__Problem statement__:
Using the listing, work out the number of lines where "content" shows up, and answer with that number alone.

__Entries shown__:
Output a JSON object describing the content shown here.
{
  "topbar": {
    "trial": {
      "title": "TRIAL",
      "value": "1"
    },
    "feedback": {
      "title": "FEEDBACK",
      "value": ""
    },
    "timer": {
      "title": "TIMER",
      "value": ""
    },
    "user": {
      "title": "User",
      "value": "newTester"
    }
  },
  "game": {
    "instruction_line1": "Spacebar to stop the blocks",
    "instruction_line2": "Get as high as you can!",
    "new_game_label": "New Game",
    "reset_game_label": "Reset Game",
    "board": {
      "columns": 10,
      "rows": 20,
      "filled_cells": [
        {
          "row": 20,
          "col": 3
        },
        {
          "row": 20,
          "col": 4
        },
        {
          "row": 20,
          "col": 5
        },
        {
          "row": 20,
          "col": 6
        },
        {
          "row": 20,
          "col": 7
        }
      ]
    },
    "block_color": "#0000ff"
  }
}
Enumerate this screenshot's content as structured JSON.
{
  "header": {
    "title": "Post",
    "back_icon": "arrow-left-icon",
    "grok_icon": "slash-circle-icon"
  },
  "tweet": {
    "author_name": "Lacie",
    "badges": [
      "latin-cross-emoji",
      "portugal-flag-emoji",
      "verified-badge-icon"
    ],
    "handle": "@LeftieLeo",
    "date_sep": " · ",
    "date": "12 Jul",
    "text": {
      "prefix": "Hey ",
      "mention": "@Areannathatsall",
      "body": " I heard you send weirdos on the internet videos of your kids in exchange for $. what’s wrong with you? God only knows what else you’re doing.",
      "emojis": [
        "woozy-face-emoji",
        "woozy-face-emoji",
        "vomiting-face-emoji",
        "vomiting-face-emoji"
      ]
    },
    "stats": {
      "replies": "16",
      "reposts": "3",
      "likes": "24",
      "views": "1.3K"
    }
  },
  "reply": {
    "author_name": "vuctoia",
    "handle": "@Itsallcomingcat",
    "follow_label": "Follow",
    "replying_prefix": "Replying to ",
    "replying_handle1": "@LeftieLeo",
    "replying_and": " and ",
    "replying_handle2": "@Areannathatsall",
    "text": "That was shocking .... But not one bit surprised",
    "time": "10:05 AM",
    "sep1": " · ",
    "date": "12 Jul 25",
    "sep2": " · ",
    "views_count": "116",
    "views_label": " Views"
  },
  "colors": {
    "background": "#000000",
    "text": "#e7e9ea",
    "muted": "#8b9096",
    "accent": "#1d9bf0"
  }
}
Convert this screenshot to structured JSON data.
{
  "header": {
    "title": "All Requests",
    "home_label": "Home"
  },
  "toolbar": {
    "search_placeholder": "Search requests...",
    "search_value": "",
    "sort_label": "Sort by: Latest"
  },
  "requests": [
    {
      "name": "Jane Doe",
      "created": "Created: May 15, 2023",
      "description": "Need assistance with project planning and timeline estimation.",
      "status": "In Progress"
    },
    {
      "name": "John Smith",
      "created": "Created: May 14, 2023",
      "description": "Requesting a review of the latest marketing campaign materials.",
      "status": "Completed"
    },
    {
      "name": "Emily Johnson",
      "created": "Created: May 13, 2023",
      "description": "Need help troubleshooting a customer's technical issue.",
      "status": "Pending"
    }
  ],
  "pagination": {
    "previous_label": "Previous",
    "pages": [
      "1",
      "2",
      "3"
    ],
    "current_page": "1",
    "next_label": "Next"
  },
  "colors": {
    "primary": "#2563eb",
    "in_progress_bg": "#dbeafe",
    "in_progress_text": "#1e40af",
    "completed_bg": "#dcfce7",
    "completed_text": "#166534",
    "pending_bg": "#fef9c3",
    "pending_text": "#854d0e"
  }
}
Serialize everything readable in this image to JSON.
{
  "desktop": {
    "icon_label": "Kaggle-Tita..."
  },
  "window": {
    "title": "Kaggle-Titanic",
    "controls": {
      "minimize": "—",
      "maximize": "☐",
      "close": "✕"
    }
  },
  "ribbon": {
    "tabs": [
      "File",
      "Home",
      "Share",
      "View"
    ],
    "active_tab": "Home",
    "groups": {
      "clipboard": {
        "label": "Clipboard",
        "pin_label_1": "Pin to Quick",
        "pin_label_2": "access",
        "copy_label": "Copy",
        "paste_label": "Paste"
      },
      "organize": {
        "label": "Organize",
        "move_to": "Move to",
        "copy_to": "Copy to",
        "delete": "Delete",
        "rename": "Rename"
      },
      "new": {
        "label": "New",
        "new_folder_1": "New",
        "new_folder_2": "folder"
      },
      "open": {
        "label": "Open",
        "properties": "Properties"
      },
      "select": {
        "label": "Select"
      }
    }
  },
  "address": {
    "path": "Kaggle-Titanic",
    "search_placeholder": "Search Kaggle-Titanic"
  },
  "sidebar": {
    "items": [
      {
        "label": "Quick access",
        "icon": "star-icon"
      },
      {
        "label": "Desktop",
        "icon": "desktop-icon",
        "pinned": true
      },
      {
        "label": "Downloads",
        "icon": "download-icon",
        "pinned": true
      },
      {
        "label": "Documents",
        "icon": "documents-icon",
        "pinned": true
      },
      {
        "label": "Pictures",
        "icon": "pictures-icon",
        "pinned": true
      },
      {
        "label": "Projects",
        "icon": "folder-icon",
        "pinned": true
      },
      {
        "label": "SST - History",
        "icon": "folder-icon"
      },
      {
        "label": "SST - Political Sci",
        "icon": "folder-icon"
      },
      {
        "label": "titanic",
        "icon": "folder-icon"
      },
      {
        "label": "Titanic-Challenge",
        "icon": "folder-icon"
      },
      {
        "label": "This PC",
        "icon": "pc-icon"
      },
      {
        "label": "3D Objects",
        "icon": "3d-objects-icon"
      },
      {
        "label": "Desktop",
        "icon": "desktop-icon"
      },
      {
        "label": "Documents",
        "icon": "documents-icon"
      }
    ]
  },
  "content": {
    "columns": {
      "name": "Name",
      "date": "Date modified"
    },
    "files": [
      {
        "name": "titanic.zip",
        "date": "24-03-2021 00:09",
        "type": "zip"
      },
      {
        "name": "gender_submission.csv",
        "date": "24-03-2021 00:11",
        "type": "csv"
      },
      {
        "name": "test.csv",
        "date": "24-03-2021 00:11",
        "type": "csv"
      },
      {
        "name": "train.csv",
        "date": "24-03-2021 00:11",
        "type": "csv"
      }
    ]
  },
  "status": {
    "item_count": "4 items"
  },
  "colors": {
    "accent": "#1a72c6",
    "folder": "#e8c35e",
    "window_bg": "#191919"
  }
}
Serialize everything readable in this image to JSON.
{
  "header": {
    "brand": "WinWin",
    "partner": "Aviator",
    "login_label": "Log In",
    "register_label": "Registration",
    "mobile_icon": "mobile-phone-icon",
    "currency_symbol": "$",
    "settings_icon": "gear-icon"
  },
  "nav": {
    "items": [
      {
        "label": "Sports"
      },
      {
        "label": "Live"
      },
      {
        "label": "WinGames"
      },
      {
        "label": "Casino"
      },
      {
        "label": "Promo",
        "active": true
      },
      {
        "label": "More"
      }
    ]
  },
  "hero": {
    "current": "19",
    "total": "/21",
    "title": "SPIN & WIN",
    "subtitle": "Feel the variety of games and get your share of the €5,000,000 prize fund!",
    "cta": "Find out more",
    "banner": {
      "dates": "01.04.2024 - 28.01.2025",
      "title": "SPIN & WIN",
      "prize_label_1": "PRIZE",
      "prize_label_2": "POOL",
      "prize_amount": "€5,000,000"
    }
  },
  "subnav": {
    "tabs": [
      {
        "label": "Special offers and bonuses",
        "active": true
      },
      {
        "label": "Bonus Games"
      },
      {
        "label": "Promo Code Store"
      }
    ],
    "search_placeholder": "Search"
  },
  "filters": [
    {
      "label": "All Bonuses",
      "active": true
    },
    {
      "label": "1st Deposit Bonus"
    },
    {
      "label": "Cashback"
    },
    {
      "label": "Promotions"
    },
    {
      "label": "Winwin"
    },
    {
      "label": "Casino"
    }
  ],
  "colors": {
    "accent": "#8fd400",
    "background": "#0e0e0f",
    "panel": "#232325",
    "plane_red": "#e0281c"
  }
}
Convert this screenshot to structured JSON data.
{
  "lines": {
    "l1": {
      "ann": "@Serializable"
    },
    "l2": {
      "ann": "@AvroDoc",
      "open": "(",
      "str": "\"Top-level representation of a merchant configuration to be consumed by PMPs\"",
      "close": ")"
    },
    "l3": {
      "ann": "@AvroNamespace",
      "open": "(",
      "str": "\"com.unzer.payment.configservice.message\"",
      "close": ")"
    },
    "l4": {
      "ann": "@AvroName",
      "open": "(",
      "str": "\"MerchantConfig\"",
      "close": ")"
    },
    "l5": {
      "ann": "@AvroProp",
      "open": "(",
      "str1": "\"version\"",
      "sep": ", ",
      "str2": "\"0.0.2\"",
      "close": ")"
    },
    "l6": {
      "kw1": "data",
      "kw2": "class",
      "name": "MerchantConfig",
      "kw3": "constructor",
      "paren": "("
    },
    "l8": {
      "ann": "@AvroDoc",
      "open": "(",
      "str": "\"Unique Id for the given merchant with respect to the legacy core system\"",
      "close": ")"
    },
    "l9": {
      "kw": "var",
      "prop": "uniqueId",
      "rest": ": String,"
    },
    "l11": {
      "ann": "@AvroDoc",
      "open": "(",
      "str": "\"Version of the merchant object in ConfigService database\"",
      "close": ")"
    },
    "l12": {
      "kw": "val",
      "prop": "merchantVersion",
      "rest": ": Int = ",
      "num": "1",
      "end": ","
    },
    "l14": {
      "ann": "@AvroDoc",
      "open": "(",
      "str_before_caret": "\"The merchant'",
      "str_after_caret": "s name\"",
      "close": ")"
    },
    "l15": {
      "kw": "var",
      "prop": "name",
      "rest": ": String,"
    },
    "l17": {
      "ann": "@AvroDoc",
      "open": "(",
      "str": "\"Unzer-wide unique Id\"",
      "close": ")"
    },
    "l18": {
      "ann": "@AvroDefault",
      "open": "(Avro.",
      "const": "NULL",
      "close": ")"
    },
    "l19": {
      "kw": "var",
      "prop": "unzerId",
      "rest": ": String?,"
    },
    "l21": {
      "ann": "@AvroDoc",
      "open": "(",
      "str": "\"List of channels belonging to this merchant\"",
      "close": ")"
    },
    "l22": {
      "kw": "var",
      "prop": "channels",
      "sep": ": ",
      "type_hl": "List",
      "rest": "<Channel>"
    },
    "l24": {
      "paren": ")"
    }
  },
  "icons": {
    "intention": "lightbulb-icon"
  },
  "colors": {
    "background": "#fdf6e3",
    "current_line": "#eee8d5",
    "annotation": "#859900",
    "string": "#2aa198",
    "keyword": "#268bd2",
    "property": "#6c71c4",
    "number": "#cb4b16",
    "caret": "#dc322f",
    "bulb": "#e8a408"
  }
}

__Your solution__:
3